The Prime Minister dismissed the protest by two student hecklers which interrupted his speech to industry leaders and called on businesses to set out their views.
Mr Cameron said businesses should speak out in favour of the proposed Transatlantic Trade and Investment Partnership (TTIP) deal with the US, claiming the debate had been led by campaign groups, unions and charities opposed to the plan.
The Prime Minister said there were “important questions” to be asked about security arrangements after the students got into the CBI conference after the Vote Leave campaign helped set up a company in their name.
He dismissed the impact of the protest, during which 19-year-olds Phil Sheppard and Peter Lyon held up a banner reading “CBI – voice of Brussels”.
Vote Leave has indicated it could target the AGMs of firms whose bosses have spoken out in favour of EU membership.
Mr Cameron said: “If you are worried about two people holding up a banner repeating three words over and over again, if you can’t stand that heat I’m not sure that you would get into any kitchen, so I wouldn’t worry about that.
“There are some important questions when we are dealing with conferences and security and people pretending to do business and what have you, that’s not for me, that’s not for others to look at.
“Business knows this is an important issue. Not just big business that we hear a lot from, but also small businesses, entrepreneurs, start-ups.
“In this debate, let’s here from everybody”.

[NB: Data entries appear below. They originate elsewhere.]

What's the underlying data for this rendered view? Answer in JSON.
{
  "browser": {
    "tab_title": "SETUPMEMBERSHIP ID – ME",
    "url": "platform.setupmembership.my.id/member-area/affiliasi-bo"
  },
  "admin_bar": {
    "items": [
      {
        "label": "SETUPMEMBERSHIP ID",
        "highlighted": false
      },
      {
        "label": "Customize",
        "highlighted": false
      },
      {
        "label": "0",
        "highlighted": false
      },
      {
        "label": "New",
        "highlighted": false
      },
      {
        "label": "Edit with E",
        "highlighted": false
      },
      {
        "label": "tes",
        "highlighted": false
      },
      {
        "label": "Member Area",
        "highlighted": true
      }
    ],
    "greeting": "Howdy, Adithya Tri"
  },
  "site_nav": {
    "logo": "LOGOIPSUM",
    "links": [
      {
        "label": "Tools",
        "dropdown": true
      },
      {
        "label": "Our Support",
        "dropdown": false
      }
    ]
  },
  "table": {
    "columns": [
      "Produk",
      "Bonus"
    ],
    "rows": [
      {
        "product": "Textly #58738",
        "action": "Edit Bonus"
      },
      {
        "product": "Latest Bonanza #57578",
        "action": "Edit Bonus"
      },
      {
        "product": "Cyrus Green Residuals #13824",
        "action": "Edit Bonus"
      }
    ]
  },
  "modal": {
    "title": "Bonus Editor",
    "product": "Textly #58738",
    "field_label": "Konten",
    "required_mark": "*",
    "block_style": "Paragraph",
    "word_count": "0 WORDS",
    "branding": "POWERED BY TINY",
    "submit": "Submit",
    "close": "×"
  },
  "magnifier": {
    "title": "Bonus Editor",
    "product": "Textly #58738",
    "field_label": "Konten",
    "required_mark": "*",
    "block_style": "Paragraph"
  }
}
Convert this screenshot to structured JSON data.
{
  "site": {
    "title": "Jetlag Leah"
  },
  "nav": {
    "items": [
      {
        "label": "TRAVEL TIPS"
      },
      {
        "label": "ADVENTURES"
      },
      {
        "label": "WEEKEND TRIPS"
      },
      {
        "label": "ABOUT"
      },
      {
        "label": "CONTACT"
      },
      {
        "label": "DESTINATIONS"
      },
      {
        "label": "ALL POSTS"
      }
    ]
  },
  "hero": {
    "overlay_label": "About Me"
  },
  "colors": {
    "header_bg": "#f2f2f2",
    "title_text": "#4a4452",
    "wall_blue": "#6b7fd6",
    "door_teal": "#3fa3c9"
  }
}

The Prime Minister said he wanted firms to come up with “concrete examples” of what EU membership meant.
Mr Cameron added: “This is one of the issues that we have when we are trying to explain why trade deals with America make so much difference.
“The people leading the debate on TTIP sometimes are NGOs talking about chlorinated chickens or the NHS, both of which actually are irrelevant.
“We need to hear much more from the small garment manufacturer who says ‘I can’t get my products into America, our oldest and strongest ally, what the hell’s going on? Can’t we cut the tariffs and sell more to America?’
“I want to hear from business, large and small, on the EU issue and others as well.”